A controversial merger between two University of London colleges is to take place after the governing body of the School of Pharmacy approved a plan to become part of University College London from the beginning of 2012.
The school, which has a history stretching back to 1842, will merge with its much larger neighbour after “a long and thorough consultation and development process”, according to a statement from the institution.
Anthony Smith, dean of the school, said he was delighted that the council - which was split 12 votes to eight - had reached the decision “in an era when higher education is facing the most severe challenges we have ever known in the UK”.
“As part of UCL, the school will be able to invest in and develop its research, provide the best possible teaching and wider experience for students, and become a part of one of the world’s most prestigious institutions,” he said.
The chair of the school’s governing council, Liberal Democrat peer Lord Clement-Jones, said: “We are delighted to have reached a carefully reasoned and researched decision about our future, in which all those involved have been consulted at every stage.”
The decision comes despite past opposition from a number of academics, who have run a campaign against the plans for many months.
A survey of 97 members of staff – just under half of those working at the institution - carried out by the Saving Our School campaign last year showed that 85 per cent of those who voted were against the proposal.
A council consultation of 124 staff members also found a small majority (52 per cent) in favour of independence with 37 per cent preferring merger.
Ijeoma Uchegbu, professor of pharmaceutical nanoscience and branch secretary for the University and College Union, said the decision was “puzzling” given the available evidence that there was no “financial driver” for such a merger.
“The uncertain higher education funding environment has led university managers to lose confidence in their institutions' ability to thrive,” she said.

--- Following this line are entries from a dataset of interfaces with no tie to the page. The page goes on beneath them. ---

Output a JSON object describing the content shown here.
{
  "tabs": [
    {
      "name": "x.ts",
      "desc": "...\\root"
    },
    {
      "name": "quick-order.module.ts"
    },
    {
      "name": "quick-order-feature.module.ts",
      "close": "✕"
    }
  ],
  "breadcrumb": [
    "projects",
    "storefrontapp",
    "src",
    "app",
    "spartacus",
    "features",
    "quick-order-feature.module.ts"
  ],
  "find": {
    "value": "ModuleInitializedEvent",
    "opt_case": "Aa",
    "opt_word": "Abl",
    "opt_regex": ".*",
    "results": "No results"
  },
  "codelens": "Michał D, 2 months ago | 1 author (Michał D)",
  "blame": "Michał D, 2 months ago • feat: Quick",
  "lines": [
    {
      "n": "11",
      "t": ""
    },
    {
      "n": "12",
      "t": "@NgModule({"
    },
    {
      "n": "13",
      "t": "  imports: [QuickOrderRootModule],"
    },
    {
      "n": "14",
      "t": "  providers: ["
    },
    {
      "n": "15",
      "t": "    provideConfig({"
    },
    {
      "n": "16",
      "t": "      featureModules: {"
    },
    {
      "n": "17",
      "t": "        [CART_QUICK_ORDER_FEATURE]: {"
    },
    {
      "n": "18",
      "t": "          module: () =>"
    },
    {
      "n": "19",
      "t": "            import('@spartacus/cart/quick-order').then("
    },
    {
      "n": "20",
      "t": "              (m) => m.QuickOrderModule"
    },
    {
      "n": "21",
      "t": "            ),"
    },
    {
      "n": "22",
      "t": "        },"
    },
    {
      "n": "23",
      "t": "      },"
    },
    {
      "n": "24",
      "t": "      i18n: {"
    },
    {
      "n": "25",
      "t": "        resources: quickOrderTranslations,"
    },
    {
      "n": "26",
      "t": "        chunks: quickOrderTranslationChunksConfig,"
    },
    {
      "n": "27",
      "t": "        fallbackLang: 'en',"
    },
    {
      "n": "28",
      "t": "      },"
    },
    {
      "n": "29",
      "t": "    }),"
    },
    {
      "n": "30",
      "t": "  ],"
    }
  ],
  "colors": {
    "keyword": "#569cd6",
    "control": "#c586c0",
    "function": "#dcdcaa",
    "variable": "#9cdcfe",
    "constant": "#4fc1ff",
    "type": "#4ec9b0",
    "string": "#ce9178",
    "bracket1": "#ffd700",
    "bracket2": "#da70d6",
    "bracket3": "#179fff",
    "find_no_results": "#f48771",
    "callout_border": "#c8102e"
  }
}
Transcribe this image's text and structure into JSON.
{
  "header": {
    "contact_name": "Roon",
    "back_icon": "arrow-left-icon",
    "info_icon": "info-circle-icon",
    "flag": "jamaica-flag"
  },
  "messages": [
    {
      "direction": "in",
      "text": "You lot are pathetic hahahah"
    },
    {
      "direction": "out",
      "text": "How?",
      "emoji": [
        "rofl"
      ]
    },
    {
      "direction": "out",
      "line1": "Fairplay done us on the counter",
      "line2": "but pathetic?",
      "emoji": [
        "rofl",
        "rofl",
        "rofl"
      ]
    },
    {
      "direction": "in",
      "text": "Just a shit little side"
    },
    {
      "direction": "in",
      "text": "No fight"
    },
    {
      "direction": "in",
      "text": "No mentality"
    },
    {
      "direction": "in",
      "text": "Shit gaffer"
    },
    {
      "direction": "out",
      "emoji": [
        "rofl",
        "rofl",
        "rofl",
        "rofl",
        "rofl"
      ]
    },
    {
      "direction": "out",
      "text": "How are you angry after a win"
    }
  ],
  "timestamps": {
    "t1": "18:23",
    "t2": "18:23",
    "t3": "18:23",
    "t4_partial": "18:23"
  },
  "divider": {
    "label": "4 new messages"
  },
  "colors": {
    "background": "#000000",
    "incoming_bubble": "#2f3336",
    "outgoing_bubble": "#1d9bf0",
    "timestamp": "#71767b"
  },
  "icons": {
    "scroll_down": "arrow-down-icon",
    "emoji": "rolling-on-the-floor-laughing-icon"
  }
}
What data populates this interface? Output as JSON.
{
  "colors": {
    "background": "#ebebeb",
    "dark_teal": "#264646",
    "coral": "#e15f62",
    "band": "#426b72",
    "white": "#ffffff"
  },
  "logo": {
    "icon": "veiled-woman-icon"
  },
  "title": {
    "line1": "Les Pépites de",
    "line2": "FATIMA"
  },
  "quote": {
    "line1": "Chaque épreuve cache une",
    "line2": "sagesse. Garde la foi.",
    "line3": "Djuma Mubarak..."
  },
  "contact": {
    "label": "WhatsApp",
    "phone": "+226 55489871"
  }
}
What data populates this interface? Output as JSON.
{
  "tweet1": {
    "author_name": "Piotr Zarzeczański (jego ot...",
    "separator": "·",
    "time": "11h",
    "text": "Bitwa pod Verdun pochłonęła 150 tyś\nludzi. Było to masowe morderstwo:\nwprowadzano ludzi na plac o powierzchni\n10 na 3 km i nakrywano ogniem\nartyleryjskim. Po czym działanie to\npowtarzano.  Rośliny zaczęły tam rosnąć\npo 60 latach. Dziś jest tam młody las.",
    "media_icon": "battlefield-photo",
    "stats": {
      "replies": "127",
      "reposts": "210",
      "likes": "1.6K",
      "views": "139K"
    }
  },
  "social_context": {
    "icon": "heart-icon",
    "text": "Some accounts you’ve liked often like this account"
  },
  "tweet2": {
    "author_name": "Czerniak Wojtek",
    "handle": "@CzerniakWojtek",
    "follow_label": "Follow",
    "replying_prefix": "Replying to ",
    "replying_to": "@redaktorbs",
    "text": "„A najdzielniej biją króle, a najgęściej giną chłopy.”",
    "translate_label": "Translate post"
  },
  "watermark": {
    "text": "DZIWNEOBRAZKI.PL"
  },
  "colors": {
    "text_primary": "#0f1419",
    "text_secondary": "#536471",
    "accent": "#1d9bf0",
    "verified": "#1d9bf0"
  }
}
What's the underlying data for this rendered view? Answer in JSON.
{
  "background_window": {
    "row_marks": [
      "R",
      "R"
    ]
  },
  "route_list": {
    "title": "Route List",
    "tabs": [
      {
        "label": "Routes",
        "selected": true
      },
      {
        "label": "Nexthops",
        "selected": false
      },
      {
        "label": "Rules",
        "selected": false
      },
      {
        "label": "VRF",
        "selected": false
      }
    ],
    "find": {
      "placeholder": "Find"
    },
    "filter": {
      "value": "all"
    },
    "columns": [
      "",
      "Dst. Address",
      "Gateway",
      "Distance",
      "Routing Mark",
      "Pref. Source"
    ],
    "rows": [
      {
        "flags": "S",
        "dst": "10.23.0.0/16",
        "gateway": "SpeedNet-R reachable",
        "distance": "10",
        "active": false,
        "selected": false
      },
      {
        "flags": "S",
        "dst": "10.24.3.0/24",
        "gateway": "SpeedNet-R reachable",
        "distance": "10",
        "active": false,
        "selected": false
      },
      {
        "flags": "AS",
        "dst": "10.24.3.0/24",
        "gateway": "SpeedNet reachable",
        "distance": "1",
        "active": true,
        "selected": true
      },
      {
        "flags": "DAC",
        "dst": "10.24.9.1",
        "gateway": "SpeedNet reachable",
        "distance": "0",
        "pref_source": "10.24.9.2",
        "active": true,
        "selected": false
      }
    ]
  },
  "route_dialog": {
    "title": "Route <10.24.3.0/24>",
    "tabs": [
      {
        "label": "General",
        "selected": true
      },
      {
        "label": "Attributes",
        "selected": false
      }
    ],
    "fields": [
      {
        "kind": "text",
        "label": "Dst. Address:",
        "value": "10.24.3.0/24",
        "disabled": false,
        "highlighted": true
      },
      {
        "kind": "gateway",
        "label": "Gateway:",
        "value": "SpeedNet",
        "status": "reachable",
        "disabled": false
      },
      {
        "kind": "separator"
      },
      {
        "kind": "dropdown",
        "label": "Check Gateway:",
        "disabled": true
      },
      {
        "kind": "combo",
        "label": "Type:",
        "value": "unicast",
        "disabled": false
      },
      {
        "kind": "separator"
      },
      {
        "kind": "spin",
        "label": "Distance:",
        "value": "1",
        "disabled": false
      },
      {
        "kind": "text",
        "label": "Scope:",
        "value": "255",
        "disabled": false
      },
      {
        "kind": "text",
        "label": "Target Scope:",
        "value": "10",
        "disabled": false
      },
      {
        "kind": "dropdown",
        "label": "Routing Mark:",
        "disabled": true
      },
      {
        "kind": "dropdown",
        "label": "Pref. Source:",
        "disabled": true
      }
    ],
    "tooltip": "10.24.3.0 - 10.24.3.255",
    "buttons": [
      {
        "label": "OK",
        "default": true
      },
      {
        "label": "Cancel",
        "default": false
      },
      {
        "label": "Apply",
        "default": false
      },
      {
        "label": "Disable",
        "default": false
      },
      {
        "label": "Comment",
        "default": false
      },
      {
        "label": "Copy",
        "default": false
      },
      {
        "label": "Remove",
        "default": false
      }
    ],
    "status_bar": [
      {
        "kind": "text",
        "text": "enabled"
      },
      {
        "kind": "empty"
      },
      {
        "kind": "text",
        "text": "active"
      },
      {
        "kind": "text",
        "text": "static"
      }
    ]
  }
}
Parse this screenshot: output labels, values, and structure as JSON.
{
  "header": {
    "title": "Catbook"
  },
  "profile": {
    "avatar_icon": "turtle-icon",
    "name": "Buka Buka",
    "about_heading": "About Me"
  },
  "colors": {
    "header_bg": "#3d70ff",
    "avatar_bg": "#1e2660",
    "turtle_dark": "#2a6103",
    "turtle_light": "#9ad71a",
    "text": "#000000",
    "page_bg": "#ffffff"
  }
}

“Staff and stakeholders were not convinced by management's assertion that a merger with UCL would automatically result in the School of Pharmacy achieving an elevated status. Concerns about the school having to support less popular courses and of the school losing its identity persist.”